Soybean Futures Rise As Traders Buy The Dip
By Kirk Maltais
--Soybeans for January delivery rose 1.3% to $11.68 1/4 a bushel
on the Chicago Board of Trade on Thursday, with grains traders
trying to take advantage of a three-day losing streak to buy beans
contracts on the cheap.
--Corn for March delivery rose 0.7% to $4.26 1/2 a bushel.
--Wheat for March delivery fell 0.7% to $5.84 1/2 a bushel.
Snappin' Up Soy: While traders bought the dip in soybeans,
fundamentals are seen as running thin. "The bull market may not be
over for soybeans, but the bull is getting hungry for fresh fodder,
which we may not have for several weeks," said Arlan Suderman of
StoneX. Dry weather in Brazilian growing areas has been pushing
soybean futures higher in recent weeks, but prices have repeatedly
failed to break above $12 a bushel.
Onerous Supply: Wheat futures turned lower after Wednesday's
gains. Even with hopes that China would purchase U.S. wheat on the
export market and weather issues in key growing areas, wheat
futures are being pressured by fears of a glut. "It will take a
major production issue this winter in Russia or the U.S. in order
to help tighten stocks in a significant way," said RJO Futures. In
its November WASDE, the USDA forecast world ending stocks of wheat
at 321.5 million metric tons, up from 300.8 million tons last year.
RJO said wheat's most-active contract is likely in a downtrend and
advised traders to sell into any rallies.
Poor Showing: U.S. soybean exports slid to a marketing-year low
in the past week, according to USDA data. Soybean sales totaled
406,900 metric tons for the week ended Nov. 26, which is down 47%
from the previous week and down 68% from the prior four-week
average. The main driver is a cancellation of 539,100 tons that
were previously sold to unknown destinations. The total is on the
low end of estimates provided to The Wall Street Journal this week,
with grains traders expecting anywhere from 400,000 tons to 1.15
million tons for the shortened week.
Life Jacket: The USDA says net farm income is likely to jump 43%
to $119.6 billion this year. While higher prices for crops like
soybeans helped elevate farmer income, an increase in government

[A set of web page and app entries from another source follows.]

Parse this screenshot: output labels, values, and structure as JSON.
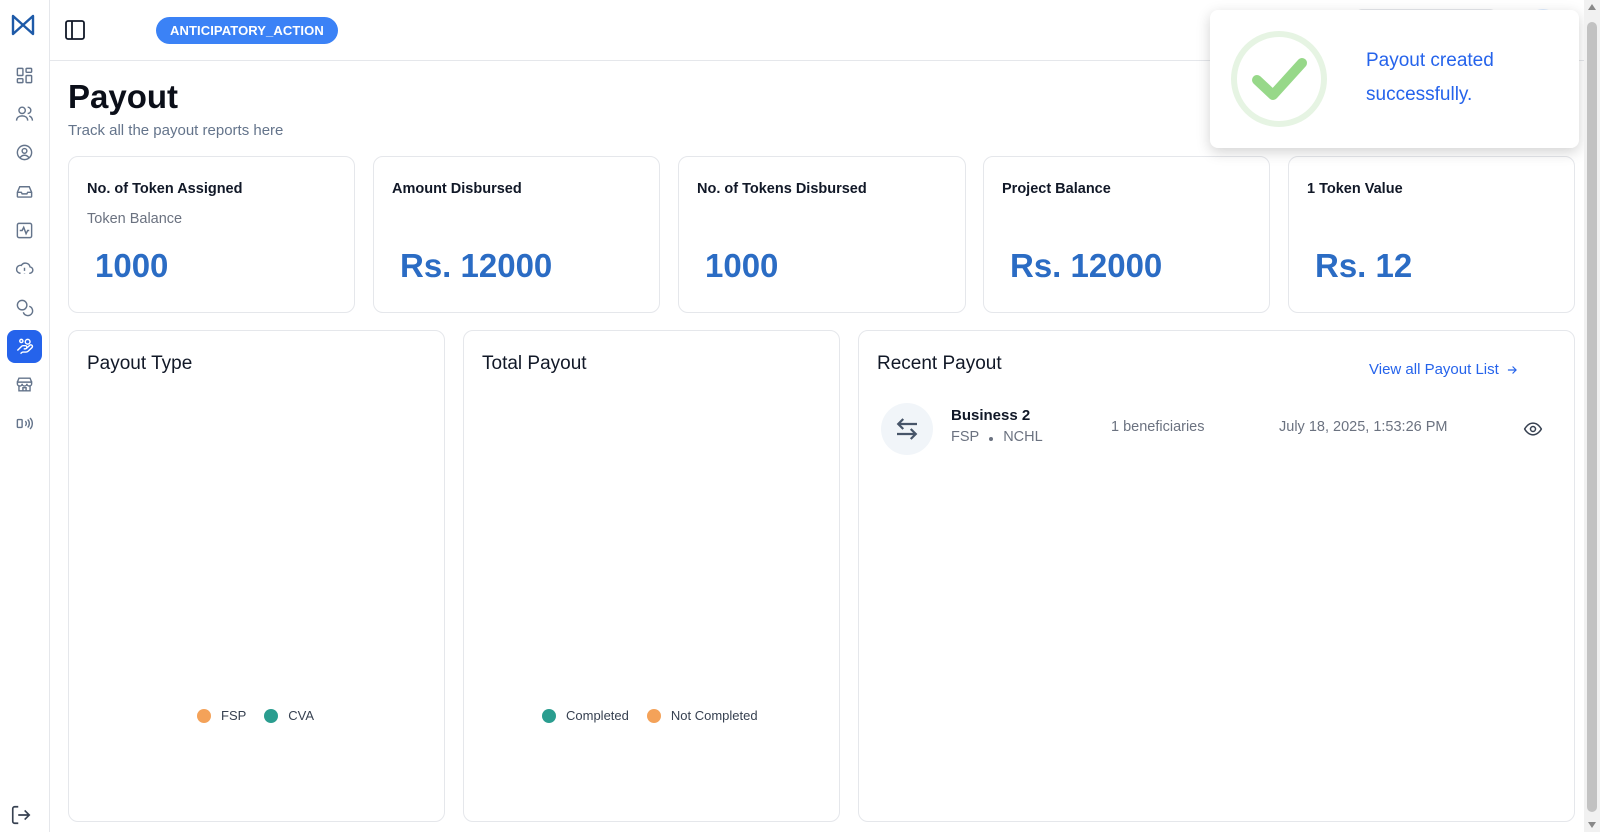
{
  "header": {
    "project_badge": "ANTICIPATORY_ACTION"
  },
  "page": {
    "title": "Payout",
    "subtitle": "Track all the payout reports here"
  },
  "sidebar": {
    "items": [
      {
        "icon": "dashboard-icon"
      },
      {
        "icon": "users-icon"
      },
      {
        "icon": "user-circle-icon"
      },
      {
        "icon": "inbox-icon"
      },
      {
        "icon": "activity-icon"
      },
      {
        "icon": "cloud-alert-icon"
      },
      {
        "icon": "coins-icon"
      },
      {
        "icon": "hand-coins-icon",
        "active": true
      },
      {
        "icon": "store-icon"
      },
      {
        "icon": "broadcast-icon"
      }
    ],
    "logout_icon": "logout-icon"
  },
  "stats": [
    {
      "label": "No. of Token Assigned",
      "sub": "Token Balance",
      "value": "1000"
    },
    {
      "label": "Amount Disbursed",
      "sub": "",
      "value": "Rs. 12000"
    },
    {
      "label": "No. of Tokens Disbursed",
      "sub": "",
      "value": "1000"
    },
    {
      "label": "Project Balance",
      "sub": "",
      "value": "Rs. 12000"
    },
    {
      "label": "1 Token Value",
      "sub": "",
      "value": "Rs. 12"
    }
  ],
  "payout_type": {
    "title": "Payout Type",
    "legend": [
      {
        "label": "FSP",
        "color": "#f4a259"
      },
      {
        "label": "CVA",
        "color": "#2a9d8f"
      }
    ]
  },
  "total_payout": {
    "title": "Total Payout",
    "legend": [
      {
        "label": "Completed",
        "color": "#2a9d8f"
      },
      {
        "label": "Not Completed",
        "color": "#f4a259"
      }
    ]
  },
  "recent_payout": {
    "title": "Recent Payout",
    "view_all": "View all Payout List",
    "rows": [
      {
        "name": "Business 2",
        "type": "FSP",
        "provider": "NCHL",
        "beneficiaries": "1 beneficiaries",
        "date": "July 18, 2025, 1:53:26 PM"
      }
    ]
  },
  "toast": {
    "message": "Payout created successfully.",
    "color": "#2563eb"
  },
  "colors": {
    "accent": "#2563eb",
    "badge": "#3b82f6",
    "value": "#2b6cc4"
  }
}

payments contributed to the gain. Government aid totaled $46.5
billion, more than double the previous year's, propelled by
coronavirus and trade assistance payments.
Turning It Around: REX American Resources saw an uptick in its
ethanol sales for its fiscal third quarter, due mostly to 57%
growth in gallons sold. The company operates six ethanol facilities
nationwide, and its revenue in the sector rose to $124.2 million
from $86.6 million for the same quarter last year. The growth came
as ethanol sales recovered from the coronavirus pandemic's
destruction of fuel demand. As of Oct. 31, ethanol production was
estimated at 961,000 barrels a day, up 30,000 barrels from its rate
as of July 31.
--The CFTC releases its weekly commitment of traders report at
3:30 p.m. ET Friday.
--The USDA releases its weekly grain export inspections data at
11 a.m. ET Monday.
--The USDA releases its weekly crop progress report for the
2020/21 crop at 4 p.m. ET Monday.
Write to Kirk Maltais at firstname.lastname@example.org
(END) Dow Jones Newswires
December 03, 2020 16:05 ET (21:05 GMT)
Copyright (c) 2020 Dow Jones & Company, Inc.